“By coincidence, if you believe in them, Education About Asia had already scheduled a review of Mortenson’s book Three Cups of Tea in our fall issue before we learned that the author would be in Chattanooga,” said Dr. Lucien Ellington, Co-Director UTC Asia Program and Editor of Education About Asia.
Education About Asia is an international teaching journal created to inform teachers and undergraduate professors, published by the Association for Asian Studies. Louise Nayer, Professor of English at City College of San Francisco, served as the reviewer for Mortenson’s book.
Mortenson “wanted desperately to reach the summit of K2 in Pakistan’s Karakoram mountain range to memorialize his sister, Christa, by leaving her necklace at 28,267 feet…Though he did not make it to the top, her kind spirit and life of struggle guided him. When he was found, near death, and brought to the village of Korphe, he witnessed the extreme poverty and grave medical problems of the villagers.
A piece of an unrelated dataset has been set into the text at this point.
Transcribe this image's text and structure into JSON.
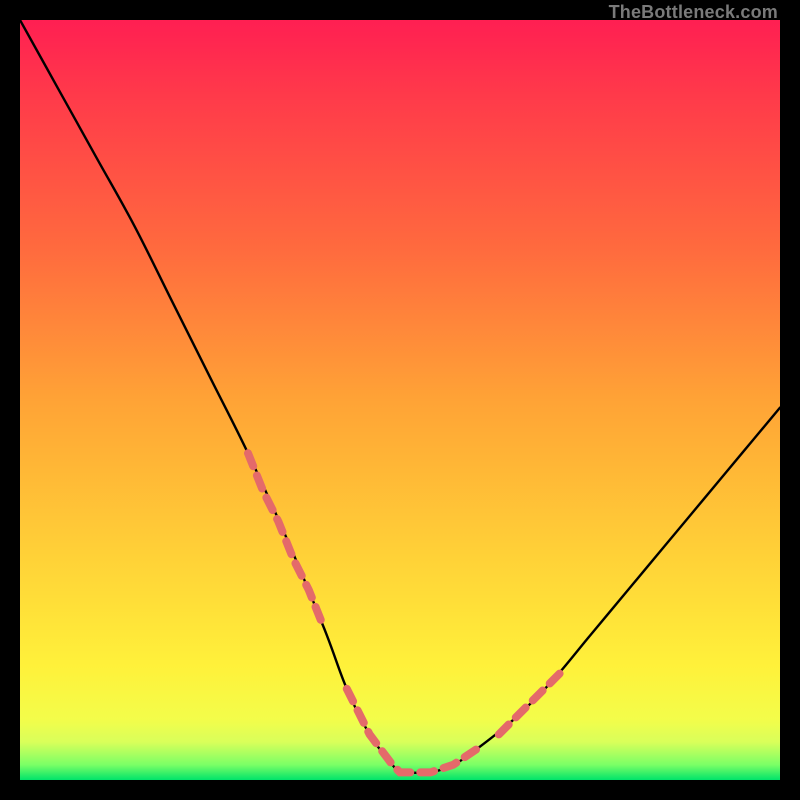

These villagers, who had next to nothing, gave him endless attention, food, and drink,” Nayer writes.
Mortenson’s book, co-written with David Oliver Relin, describes his personal journey and how he kept his promise to build a school in the village, the first of many educational opportunities he has created in this part of the world.
“Three Cups of Tea can be successfully used in both high school and college English and history classes,” Nayer said.
Last year, the book moved students at Girls Preparatory School to raise nearly $60,000 in one week to build a new school for girls in Pakistan. “I congratulate GPS for assisting in internationalizing our community through sponsoring this acclaimed author. I am delighted as well to discover that other area schools are having students read Mortenson’s book.”
Students in Charles Newell’s Advanced Placement English Course at Notre Dame High School read Three Cups of Tea over the summer. Eleanor Thompson, a junior in the class, said the book appealed to a large range of students because of the message.
“It shows that anyone can make a difference in our world. I enjoyed this book and was moved by what Greg Mortenson has accomplished for the children of Pakistan and Afghanistan. Mortenson’s building of schools gave these children a chance, the chance for an education and a bright future of peace that comes with the knowledge, tolerance, and understanding of different nations,” Thompson said.